PROMPT: Return the entries below word for word. No picture belongs in the copy.

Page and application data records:
⁂
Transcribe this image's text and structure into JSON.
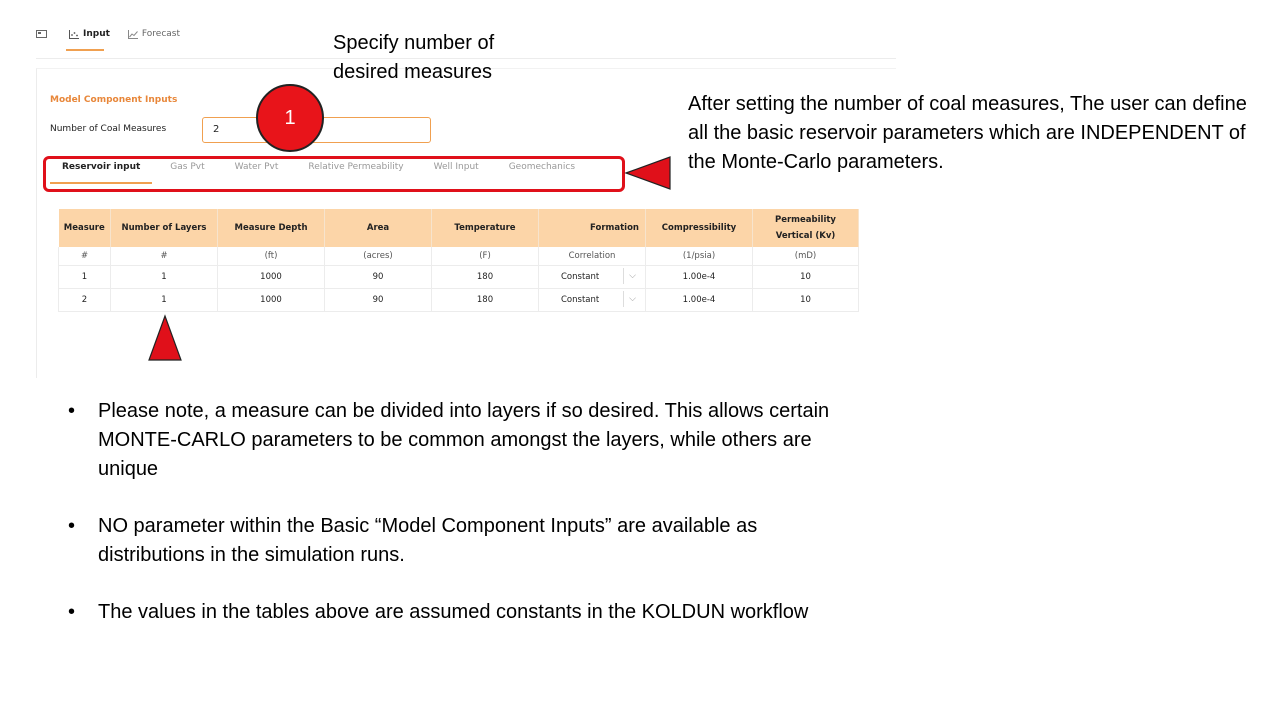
{
  "app": {
    "tabs": [
      {
        "label": "",
        "icon": "panel-icon"
      },
      {
        "label": "Input",
        "icon": "scatter-icon",
        "active": true
      },
      {
        "label": "Forecast",
        "icon": "line-chart-icon"
      }
    ],
    "section_title": "Model Component Inputs",
    "coal_measures": {
      "label": "Number of Coal Measures",
      "value": "2"
    },
    "sub_tabs": [
      "Reservoir input",
      "Gas Pvt",
      "Water Pvt",
      "Relative Permeability",
      "Well Input",
      "Geomechanics"
    ],
    "table": {
      "headers": [
        "Measure",
        "Number of Layers",
        "Measure Depth",
        "Area",
        "Temperature",
        "Formation",
        "Compressibility",
        "Permeability Vertical (Kv)"
      ],
      "units": [
        "#",
        "#",
        "(ft)",
        "(acres)",
        "(F)",
        "Correlation",
        "(1/psia)",
        "(mD)"
      ],
      "rows": [
        [
          "1",
          "1",
          "1000",
          "90",
          "180",
          "Constant",
          "1.00e-4",
          "10"
        ],
        [
          "2",
          "1",
          "1000",
          "90",
          "180",
          "Constant",
          "1.00e-4",
          "10"
        ]
      ]
    }
  },
  "annotations": {
    "specify": "Specify number of desired measures",
    "badge": "1",
    "after_setting": "After setting the number of coal measures, The user can define all the basic reservoir parameters which are INDEPENDENT of the Monte-Carlo parameters.",
    "colors": {
      "callout_red": "#e0101a",
      "accent_orange": "#f0a050",
      "header_fill": "#fcd5a8"
    }
  },
  "notes": [
    "Please note, a measure can be divided into layers if so desired.  This allows certain MONTE-CARLO parameters to be common amongst the layers, while others are unique",
    "NO parameter within the Basic “Model Component Inputs” are available as distributions in the simulation runs.",
    "The values in the tables above are assumed constants in the KOLDUN workflow"
  ]
}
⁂
TASK RESPONSE:
Transcribe this image's text and structure into JSON.
{
  "app": {
    "tabs": [
      {
        "label": "",
        "icon": "panel-icon"
      },
      {
        "label": "Input",
        "icon": "scatter-icon",
        "active": true
      },
      {
        "label": "Forecast",
        "icon": "line-chart-icon"
      }
    ],
    "section_title": "Model Component Inputs",
    "coal_measures": {
      "label": "Number of Coal Measures",
      "value": "2"
    },
    "sub_tabs": [
      "Reservoir input",
      "Gas Pvt",
      "Water Pvt",
      "Relative Permeability",
      "Well Input",
      "Geomechanics"
    ],
    "table": {
      "headers": [
        "Measure",
        "Number of Layers",
        "Measure Depth",
        "Area",
        "Temperature",
        "Formation",
        "Compressibility",
        "Permeability Vertical (Kv)"
      ],
      "units": [
        "#",
        "#",
        "(ft)",
        "(acres)",
        "(F)",
        "Correlation",
        "(1/psia)",
        "(mD)"
      ],
      "rows": [
        [
          "1",
          "1",
          "1000",
          "90",
          "180",
          "Constant",
          "1.00e-4",
          "10"
        ],
        [
          "2",
          "1",
          "1000",
          "90",
          "180",
          "Constant",
          "1.00e-4",
          "10"
        ]
      ]
    }
  },
  "annotations": {
    "specify": "Specify number of desired measures",
    "badge": "1",
    "after_setting": "After setting the number of coal measures, The user can define all the basic reservoir parameters which are INDEPENDENT of the Monte-Carlo parameters.",
    "colors": {
      "callout_red": "#e0101a",
      "accent_orange": "#f0a050",
      "header_fill": "#fcd5a8"
    }
  },
  "notes": [
    "Please note, a measure can be divided into layers if so desired.  This allows certain MONTE-CARLO parameters to be common amongst the layers, while others are unique",
    "NO parameter within the Basic “Model Component Inputs” are available as distributions in the simulation runs.",
    "The values in the tables above are assumed constants in the KOLDUN workflow"
  ]
}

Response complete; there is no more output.